Trendy white leather sectionals, crystal chandeliers dangling from the high ceilings, beautiful lit candles and best of all the energy that exuded from the cast and crew of “Slumdog Millionaire.” Those are just some of my memories from the amazing Jan. 21 Plan charity event I attended in New Delhi. It was at an exquisite restaurant with a sprawling lounge area and a trendy top shelf bar. Ironically, the event took place two days before "Slumdog Millionaire" premiered in Mumbai.
I had been looking forward to the bash as soon as I heard about it. The thought of seeing Director Danny Boyle and Frieda Pinto in person was exciting especially because “Slumdog Millionaire” was the new craze in our American Morning newsroom. Even at 4 a.m., Executive Producer Janelle Rodriguez and co-anchor John Roberts didn’t hesitate to declare their love for the movie. “Oscar!”: Rodriguez called it.
It was a strange feeling being in India knowing I had already seen the romantic flick in NY and yet it was just being released where it was shot, in Hindustan. I was a little surprised that even some of my family members who lived in India, only heard about Danny Boyle’s award-winning sensation after receiving invitations from Plan. They didn’t really seem to realize the significance of the affair. They definitely were not as stoked as I was.
Though my biggest shock came on Jan. 23 when I read in The Times of India that the film’s title and imagery had stirred protests across Bharat. I didn’t expect that some Indians, including both the rich and the impoverished, would take the movie so personally. The name of the movie offended some slum dwellers. Don’t call us dogs, they said. Others, specifically the wealthy, were offended because they said that India, in its entirety, was not a slum. Some Hindus even rallied to get Slumdog censored. They said they felt denigrated because Lord Sree Ram was shown giving a blessing with his left hand instead of his right hand. They also felt they were wrongly shown attacking the Muslims in the scene in which Jamal’s mother was killed.

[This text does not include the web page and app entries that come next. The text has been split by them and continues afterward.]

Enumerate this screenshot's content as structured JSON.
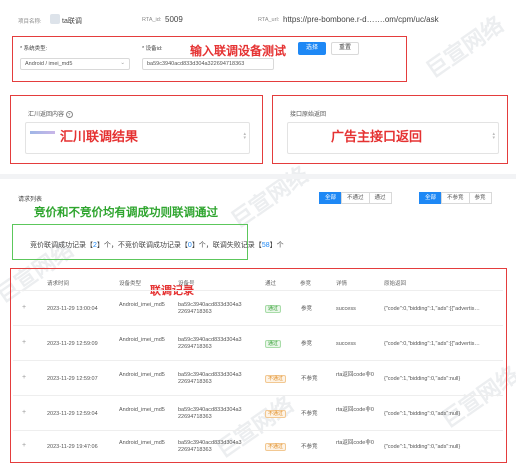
{
  "header": {
    "project_label": "项目名称:",
    "project_name": "ta联调",
    "rta_label": "RTA_id:",
    "rta_id": "5009",
    "url_label": "RTA_url:",
    "url": "https://pre-bombone.r-d…….om/cpm/uc/ask"
  },
  "config": {
    "system_type_label": "* 系统类型:",
    "system_type_value": "Android / imei_md5",
    "device_id_label": "* 设备id:",
    "device_id_value": "ba59c3940acd833d304a322694718363",
    "select_button": "选择",
    "reset_button": "重置"
  },
  "result_panel": {
    "title": "汇川返回内容",
    "help_icon": "?"
  },
  "api_panel": {
    "title": "接口原始返回"
  },
  "list": {
    "title": "请求列表",
    "filter_group_1": [
      "全部",
      "不通过",
      "通过"
    ],
    "filter_group_2": [
      "全部",
      "不参竞",
      "参竞"
    ],
    "summary": {
      "p1": "竞价联调成功记录【",
      "count1": "2",
      "p2": "】个，不竞价联调成功记录【",
      "count2": "0",
      "p3": "】个，联调失败记录【",
      "count3": "58",
      "p4": "】个"
    },
    "columns": [
      "请求时间",
      "设备类型",
      "设备号",
      "通过",
      "参竞",
      "详情",
      "原始返回"
    ],
    "rows": [
      {
        "time": "2023-11-29 13:00:04",
        "device_type": "Android_imei_md5",
        "device_id": "ba59c3940acd833d304a322694718363",
        "pass": "通过",
        "bid": "参竞",
        "detail": "success",
        "raw": "{\"code\":0,\"bidding\":1,\"ads\":[{\"advertis…"
      },
      {
        "time": "2023-11-29 12:59:09",
        "device_type": "Android_imei_md5",
        "device_id": "ba59c3940acd833d304a322694718363",
        "pass": "通过",
        "bid": "参竞",
        "detail": "success",
        "raw": "{\"code\":0,\"bidding\":1,\"ads\":[{\"advertis…"
      },
      {
        "time": "2023-11-29 12:59:07",
        "device_type": "Android_imei_md5",
        "device_id": "ba59c3940acd833d304a322694718363",
        "pass": "不通过",
        "bid": "不参竞",
        "detail": "rta返回code非0",
        "raw": "{\"code\":1,\"bidding\":0,\"ads\":null}"
      },
      {
        "time": "2023-11-29 12:59:04",
        "device_type": "Android_imei_md5",
        "device_id": "ba59c3940acd833d304a322694718363",
        "pass": "不通过",
        "bid": "不参竞",
        "detail": "rta返回code非0",
        "raw": "{\"code\":1,\"bidding\":0,\"ads\":null}"
      },
      {
        "time": "2023-11-29 19:47:06",
        "device_type": "Android_imei_md5",
        "device_id": "ba59c3940acd833d304a322694718363",
        "pass": "不通过",
        "bid": "不参竞",
        "detail": "rta返回code非0",
        "raw": "{\"code\":1,\"bidding\":0,\"ads\":null}"
      }
    ]
  },
  "annotations": {
    "a1": "输入联调设备测试",
    "a2": "汇川联调结果",
    "a3": "广告主接口返回",
    "a4": "竞价和不竞价均有调成功则联调通过",
    "a5": "联调记录"
  },
  "watermarks": [
    "巨宣网络",
    "巨宣网络",
    "巨宣网络",
    "巨宣网络",
    "巨宣网络"
  ],
  "colors": {
    "primary": "#1e88f5",
    "annotation_red": "#e53232",
    "annotation_green": "#2fa52f",
    "success": "#2e9b2e",
    "fail": "#e53232"
  }
}
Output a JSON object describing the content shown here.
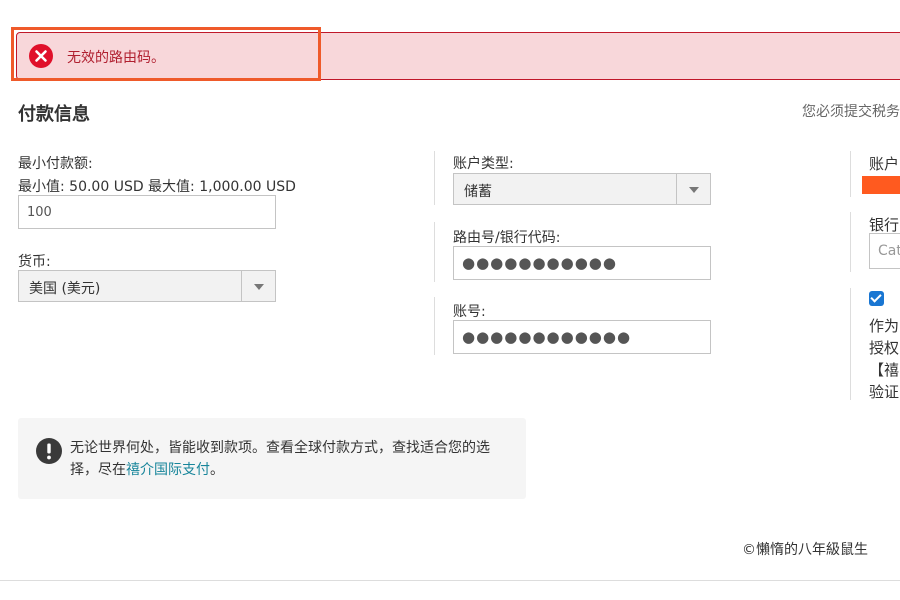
{
  "error": {
    "message": "无效的路由码。",
    "icon": "error-x-circle-icon",
    "color": "#c0182a"
  },
  "page": {
    "section_title": "付款信息",
    "tax_note": "您必须提交税务"
  },
  "min_payment": {
    "label": "最小付款额:",
    "range": "最小值: 50.00 USD 最大值: 1,000.00 USD",
    "value": "100"
  },
  "currency": {
    "label": "货币:",
    "selected": "美国 (美元)"
  },
  "account_type": {
    "label": "账户类型:",
    "selected": "储蓄"
  },
  "routing": {
    "label": "路由号/银行代码:",
    "masked_value": "●●●●●●●●●●●"
  },
  "account_number": {
    "label": "账号:",
    "masked_value": "●●●●●●●●●●●●"
  },
  "right_column": {
    "label1": "账户",
    "label2": "银行",
    "bank_input_text": "Cat",
    "lines": [
      "作为",
      "授权",
      "【禧",
      "验证"
    ],
    "accent_color": "#ff5a1f"
  },
  "info": {
    "text_before": "无论世界何处，皆能收到款项。查看全球付款方式，查找适合您的选择，尽在",
    "link_text": "禧介国际支付",
    "text_after": "。"
  },
  "footer": {
    "copyright": "©懶惰的八年級鼠生"
  }
}
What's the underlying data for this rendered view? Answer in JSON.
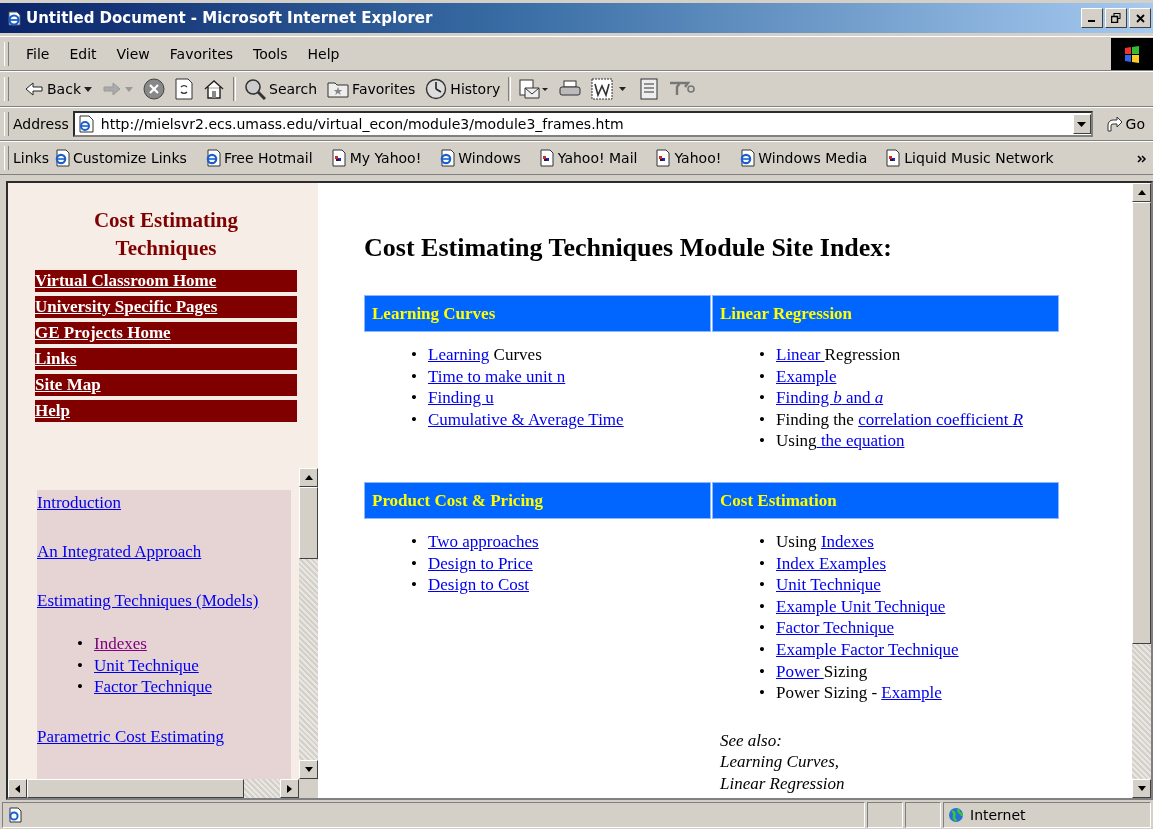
{
  "window": {
    "title": "Untitled Document - Microsoft Internet Explorer"
  },
  "menu": [
    "File",
    "Edit",
    "View",
    "Favorites",
    "Tools",
    "Help"
  ],
  "toolbar": [
    {
      "kind": "back",
      "label": "Back"
    },
    {
      "kind": "forward"
    },
    {
      "kind": "stop"
    },
    {
      "kind": "refresh"
    },
    {
      "kind": "home"
    },
    {
      "kind": "search",
      "label": "Search"
    },
    {
      "kind": "favorites",
      "label": "Favorites"
    },
    {
      "kind": "history",
      "label": "History"
    },
    {
      "kind": "mail"
    },
    {
      "kind": "print"
    },
    {
      "kind": "edit"
    },
    {
      "kind": "discuss"
    },
    {
      "kind": "messenger"
    }
  ],
  "address": {
    "label": "Address",
    "value": "http://mielsvr2.ecs.umass.edu/virtual_econ/module3/module3_frames.htm",
    "go": "Go"
  },
  "links": {
    "label": "Links",
    "items": [
      {
        "label": "Customize Links",
        "kind": "ie"
      },
      {
        "label": "Free Hotmail",
        "kind": "ie"
      },
      {
        "label": "My Yahoo!",
        "kind": "page"
      },
      {
        "label": "Windows",
        "kind": "ie"
      },
      {
        "label": "Yahoo! Mail",
        "kind": "page"
      },
      {
        "label": "Yahoo!",
        "kind": "page"
      },
      {
        "label": "Windows Media",
        "kind": "ie"
      },
      {
        "label": "Liquid Music Network",
        "kind": "page"
      }
    ]
  },
  "sidebar": {
    "title": "Cost Estimating Techniques",
    "nav": [
      "Virtual Classroom Home",
      "University Specific Pages",
      "GE Projects Home",
      "Links",
      "Site Map",
      "Help"
    ],
    "toc": [
      {
        "label": "Introduction",
        "visited": false
      },
      {
        "label": "An Integrated Approach",
        "visited": false
      },
      {
        "label": "Estimating Techniques (Models)",
        "visited": false,
        "children": [
          {
            "marker": "•",
            "label": "Indexes",
            "visited": true
          },
          {
            "marker": "•",
            "label": "Unit Technique",
            "visited": false
          },
          {
            "marker": "•",
            "label": "Factor Technique",
            "visited": false
          }
        ]
      },
      {
        "label": "Parametric Cost Estimating",
        "visited": false
      }
    ]
  },
  "main": {
    "heading": "Cost Estimating Techniques Module Site Index:",
    "sections": [
      {
        "title": "Learning Curves",
        "items": [
          {
            "marker": "•",
            "parts": [
              {
                "text": "Learning",
                "link": true
              },
              {
                "text": " Curves",
                "link": false
              }
            ]
          },
          {
            "marker": "•",
            "parts": [
              {
                "text": "Time to make unit n",
                "link": true
              }
            ]
          },
          {
            "marker": "•",
            "parts": [
              {
                "text": "Finding u",
                "link": true
              }
            ]
          },
          {
            "marker": "•",
            "parts": [
              {
                "text": "Cumulative & Average Time",
                "link": true
              }
            ]
          }
        ]
      },
      {
        "title": "Linear Regression",
        "items": [
          {
            "marker": "•",
            "parts": [
              {
                "text": "Linear ",
                "link": true
              },
              {
                "text": "Regression",
                "link": false
              }
            ]
          },
          {
            "marker": "•",
            "parts": [
              {
                "text": "Example",
                "link": true
              }
            ]
          },
          {
            "marker": "•",
            "parts": [
              {
                "text": "Finding *b* and *a*",
                "link": true
              }
            ]
          },
          {
            "marker": "•",
            "parts": [
              {
                "text": "Finding the ",
                "link": false
              },
              {
                "text": "correlation coefficient *R*",
                "link": true
              }
            ]
          },
          {
            "marker": "•",
            "parts": [
              {
                "text": "Using",
                "link": false
              },
              {
                "text": " the equation",
                "link": true
              }
            ]
          }
        ]
      },
      {
        "title": "Product Cost & Pricing",
        "items": [
          {
            "marker": "•",
            "parts": [
              {
                "text": "Two approaches",
                "link": true
              }
            ]
          },
          {
            "marker": "•",
            "parts": [
              {
                "text": "Design to Price",
                "link": true
              }
            ]
          },
          {
            "marker": "•",
            "parts": [
              {
                "text": "Design to Cost",
                "link": true
              }
            ]
          }
        ]
      },
      {
        "title": "Cost Estimation",
        "items": [
          {
            "marker": "•",
            "parts": [
              {
                "text": "Using ",
                "link": false
              },
              {
                "text": "Indexes",
                "link": true
              }
            ]
          },
          {
            "marker": "•",
            "parts": [
              {
                "text": "Index Examples",
                "link": true
              }
            ]
          },
          {
            "marker": "•",
            "parts": [
              {
                "text": "Unit Technique",
                "link": true
              }
            ]
          },
          {
            "marker": "•",
            "parts": [
              {
                "text": "Example Unit Technique",
                "link": true
              }
            ]
          },
          {
            "marker": "•",
            "parts": [
              {
                "text": "Factor Technique",
                "link": true
              }
            ]
          },
          {
            "marker": "•",
            "parts": [
              {
                "text": "Example Factor Technique",
                "link": true
              }
            ]
          },
          {
            "marker": "•",
            "parts": [
              {
                "text": "Power ",
                "link": true
              },
              {
                "text": "Sizing",
                "link": false
              }
            ]
          },
          {
            "marker": "•",
            "parts": [
              {
                "text": "Power Sizing - ",
                "link": false
              },
              {
                "text": "Example",
                "link": true
              }
            ]
          }
        ],
        "note": [
          "See also:",
          "Learning Curves,",
          "Linear Regression"
        ]
      }
    ]
  },
  "status": {
    "zone": "Internet"
  }
}
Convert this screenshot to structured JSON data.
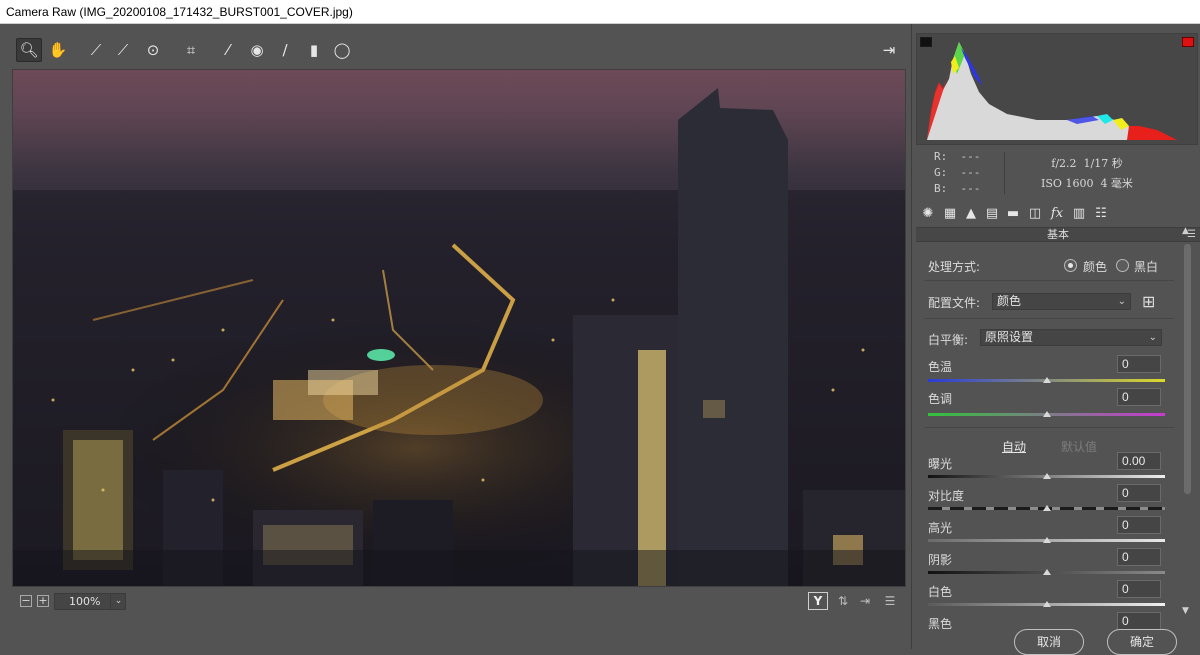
{
  "window": {
    "title": "Camera Raw (IMG_20200108_171432_BURST001_COVER.jpg)"
  },
  "toolbar": {
    "tools": [
      "zoom-icon",
      "hand-icon",
      "white-balance-icon",
      "color-sampler-icon",
      "targeted-adjustment-icon",
      "crop-icon",
      "spot-removal-icon",
      "red-eye-icon",
      "adjustment-brush-icon",
      "graduated-filter-icon",
      "radial-filter-icon"
    ],
    "open_preferences": "open-in-photoshop-icon"
  },
  "bottom_bar": {
    "zoom_out": "−",
    "zoom_in": "+",
    "zoom_level": "100%",
    "zoom_chevron": "⌄",
    "before_after": "Y"
  },
  "histogram": {
    "colors": {
      "red": "#e8201c",
      "green": "#5bd64a",
      "blue": "#2b36e8",
      "yellow": "#f2ee1e",
      "cyan": "#1ee8e8",
      "white": "#d9d9d9"
    }
  },
  "readout": {
    "r_label": "R:",
    "r_value": "---",
    "g_label": "G:",
    "g_value": "---",
    "b_label": "B:",
    "b_value": "---",
    "aperture": "f/2.2",
    "shutter": "1/17 秒",
    "iso": "ISO 1600",
    "focal": "4 毫米"
  },
  "panel_tabs": [
    "basic-icon",
    "tone-curve-icon",
    "detail-icon",
    "hsl-icon",
    "split-toning-icon",
    "lens-icon",
    "fx-icon",
    "camera-calibration-icon",
    "presets-icon"
  ],
  "panel": {
    "title": "基本",
    "treatment_label": "处理方式:",
    "treatment_color": "颜色",
    "treatment_bw": "黑白",
    "treatment_selected": "color",
    "profile_label": "配置文件:",
    "profile_value": "颜色",
    "wb_label": "白平衡:",
    "wb_value": "原照设置",
    "auto": "自动",
    "default": "默认值",
    "sliders": [
      {
        "label": "色温",
        "value": "0",
        "pos": 0.5
      },
      {
        "label": "色调",
        "value": "0",
        "pos": 0.5
      },
      {
        "label": "曝光",
        "value": "0.00",
        "pos": 0.5
      },
      {
        "label": "对比度",
        "value": "0",
        "pos": 0.5
      },
      {
        "label": "高光",
        "value": "0",
        "pos": 0.5
      },
      {
        "label": "阴影",
        "value": "0",
        "pos": 0.5
      },
      {
        "label": "白色",
        "value": "0",
        "pos": 0.5
      },
      {
        "label": "黑色",
        "value": "0",
        "pos": 0.5
      }
    ]
  },
  "buttons": {
    "cancel": "取消",
    "ok": "确定"
  }
}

Protests aside, the Plan shindig was a success. Anil Kapoor led the auction that evening personally and later personally asked people to donate to Plan. Celebrities, including fashion designers, writers and producers, were quick to cast their bids. Freida Pinto modeled a beautiful diamond ring. Co-director Loveleen Tandan held up a painting. I remember Danny Boyle and Dev Patel, with his now famous grin, cheering on, while standing on the stage that was about three feet from me. My family went home with two paintings. I felt honored to be a part of the celebration which was for such an important cause.
So, I was ecstatic to hear that yesterday Plan received $747,500 from the makers of "Slumdog."